From the Pastor’s Pen

Final thoughts on Mark 14:22-24

And as they were eating, Jesus took bread, blessed and broke it, and gave it to them and said, “Take, eat; this is My body.”  Then He took the cup, and when He had given thanks He gave it to them, and they all drank from it.  And He said to them, “This is My blood of the new covenant, which is shed for many.           NKJV

The Roman Catholic Church teaches that when an ordained priest blesses the bread of the Lord’s Supper with the proper Latin phrase, it is transformed into the actual flesh of Christ (though it retains the appearance, odor, and taste of bread); and when he blesses the wine, it is transformed into the actual blood of Christ (though it retains the appearance, odor, and taste of wine).  This doctrine is known as transubstantiation and the Roman Catholic Church claims that since Jesus never used the word symbol in the taking of the Lord’s Supper, then His statements, “this is My body,” and “this is My blood,” must be taken literally.  Yet when Jesus said, “I am the door,” (John 10:9), no one interprets this literally, not even the Roman Catholic Church.  Jesus is obviously using the term “door” symbolically, emphasizing that He is the entry into salvation.  Likewise, when Jesus said, “I am the vine,” (John 15:1), no one, not even the Roman Catholic Church, claims that He is a literal vine.  Rather He uses the term “vine” symbolically, emphasizing that just as the vine provides life and nourishment to the leaves, so He provides spiritual life and nourishment to believers.  Again, in John 6:23, Jesus said, “I am the bread of life.”  Not that He is literally a loaf of bread, but just as bread gives physical life, so Jesus gives spiritual life.

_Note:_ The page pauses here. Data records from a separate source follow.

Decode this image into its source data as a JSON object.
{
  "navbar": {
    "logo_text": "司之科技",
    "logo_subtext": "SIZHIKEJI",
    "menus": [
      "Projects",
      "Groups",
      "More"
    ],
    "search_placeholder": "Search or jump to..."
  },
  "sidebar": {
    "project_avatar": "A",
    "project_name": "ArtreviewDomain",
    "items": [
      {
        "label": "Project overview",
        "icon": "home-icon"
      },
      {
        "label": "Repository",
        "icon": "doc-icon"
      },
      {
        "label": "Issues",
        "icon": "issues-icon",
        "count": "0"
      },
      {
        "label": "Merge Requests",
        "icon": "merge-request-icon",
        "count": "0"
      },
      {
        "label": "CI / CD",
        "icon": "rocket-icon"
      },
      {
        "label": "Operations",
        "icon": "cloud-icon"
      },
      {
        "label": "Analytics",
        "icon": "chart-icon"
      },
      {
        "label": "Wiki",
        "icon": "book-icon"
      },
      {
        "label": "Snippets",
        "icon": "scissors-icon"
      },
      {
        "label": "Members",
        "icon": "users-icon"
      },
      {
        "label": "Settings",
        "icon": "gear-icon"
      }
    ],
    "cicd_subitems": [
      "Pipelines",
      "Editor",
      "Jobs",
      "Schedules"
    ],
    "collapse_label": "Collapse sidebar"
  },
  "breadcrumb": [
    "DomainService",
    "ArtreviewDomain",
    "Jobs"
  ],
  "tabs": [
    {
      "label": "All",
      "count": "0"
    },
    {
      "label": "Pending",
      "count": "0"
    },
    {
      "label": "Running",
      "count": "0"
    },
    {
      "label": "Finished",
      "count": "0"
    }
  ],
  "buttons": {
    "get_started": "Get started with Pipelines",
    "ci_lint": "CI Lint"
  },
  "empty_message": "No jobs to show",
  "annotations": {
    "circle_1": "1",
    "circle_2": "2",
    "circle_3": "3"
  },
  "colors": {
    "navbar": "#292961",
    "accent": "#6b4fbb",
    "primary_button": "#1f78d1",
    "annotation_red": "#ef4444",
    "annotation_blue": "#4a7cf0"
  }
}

When Jesus said of the bread, “This is My body,” He was saying that the bread was a symbol or picture of His body.  And when He said of the cup, “This is My blood,” He was saying that the fruit of the vine was a symbol or picture of His blood. 

Not only is the doctrine of transubstantiation erroneous, it is a heresy that makes Jesus’ death ineffectual.  The Lord’s Supper or “Mass” as it is referred to by the Roman Catholic Church is viewed in Roman Catholicism as a “re-sacrifice” of Jesus Christ for sins that have been committed since the last “Mass”.  In other words, every time the “Mass” is taken, the priest is calling Christ down out of Heaven and crucifying Him all over again.  This is directly in contradiction to Scripture which declares that Jesus died one time for all our sins and does not need to be sacrificed again.  Hebrews 10:10 says that “. . . we have been sanctified through the offering of the body of Jesus Christ once for all.”  Verse 12 of the same chapter adds, “But this Man (Jesus), after He had offered one sacrifice for sins forever, sat down at the right hand of God.”  Hebrews 6:1 rebukes those who “lay the foundation of repentance from dead works.” stating in verse 6 that “they crucify again for themselves the Son of God, and put Him to an open shame.”  This is exactly what the Roman Catholic Mass does. 

In John 19:30, as Jesus died on the cross, He said, “It is finished!”  The word “finished” literally means “completed” or “accomplished.”  In His one-time sacrifice, Jesus had done everything that needed to be done to procure the salvation of His people; nothing more needed to be done.  In Hebrews 10:14, the Scripture declares that “By one offering He (Jesus) has perfected forever those who are being sanctified (believers).  The word “perfected” is translated from the exact same Greek word that Jesus used from the cross—“finished.”  Jesus died one time on the cross to cleanse all of our sins forever.

When a person by faith receives the Lord Jesus Christ as his/her personal Savior, every sin that he/she ever has committed, or ever will commit, is forgiven; cleansed by the precious blood of Jesus (I John 1:7).  Have you repented of your sins and trusted the Lord Jesus Christ as your personal Savior?

Advertisements

Leave a Reply

Fill in your details below or click an icon to log in:

WordPress.com Logo

You are commenting using your WordPress.com account. Log Out / Change )

Twitter picture

You are commenting using your Twitter account. Log Out / Change )

Facebook photo

You are commenting using your Facebook account. Log Out / Change )

Google+ photo

You are commenting using your Google+ account. Log Out / Change )

Connecting to %s